Based on Ronald Deibert’s 2013 book of the same name, Black Code offers a startling report on how governments control and manipulate the internet in order to censor and monitor their citizens. With stories from exiled Tibetan monks circumventing China’s surveillance apparatus, Syrian citizens tortured for Facebook posts, Brazilian activists using social media to distribute alternative news, and Pakistani online violence against women, we see firsthand the high-stakes consequences that our unprecedented level of digital communication can produce. As this battle for control of cyberspace is waged, our ideas of citizenship, privacy, and democracy will be challenged to the very core.
Black Code’s accounts are drawn from the experiences of the “internet sleuths” – or cyber stewards – of the Toronto-based group The Citizen’s Lab. An interdisciplinary laboratory based at the Munk School of Global Affairs, University of Toronto, Canada, Citizen’s Lab focuses
“I started this film because reading Ron Deibert’s book was hugely revelatory. I was amazed at how much I didn’t know. And then [Edward] Snowden dropped, and all of a sudden everyone was talking about this,” says director/producer Nicholas de Pencier on his inspiration for Black Code. “Thank God it happened early enough that I wasn’t trying to compete against that incredible narrative.
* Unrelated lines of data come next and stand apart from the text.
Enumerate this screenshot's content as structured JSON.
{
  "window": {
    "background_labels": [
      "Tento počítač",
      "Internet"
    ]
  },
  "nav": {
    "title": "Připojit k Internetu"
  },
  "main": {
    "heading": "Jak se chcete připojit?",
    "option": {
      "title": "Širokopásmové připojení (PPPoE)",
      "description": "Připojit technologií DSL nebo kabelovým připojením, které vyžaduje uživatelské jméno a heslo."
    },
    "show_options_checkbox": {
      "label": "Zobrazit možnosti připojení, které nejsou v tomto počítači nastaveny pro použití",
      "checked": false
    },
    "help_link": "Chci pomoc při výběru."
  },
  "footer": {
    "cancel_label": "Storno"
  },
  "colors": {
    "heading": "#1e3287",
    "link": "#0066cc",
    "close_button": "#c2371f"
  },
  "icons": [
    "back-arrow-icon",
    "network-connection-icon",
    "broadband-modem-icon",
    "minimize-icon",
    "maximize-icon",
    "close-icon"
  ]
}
But it was early enough that I could then try to position the film as being a post-Snowden film, and [asking] what does the world look like?”
- A Human Rights Watch discussion with Ronald Deibert and Edward Snowden
- Q&A with filmmaker Nicholas de Pencier from the Hong Kong International Film Festival
Black Code DVD-$19.95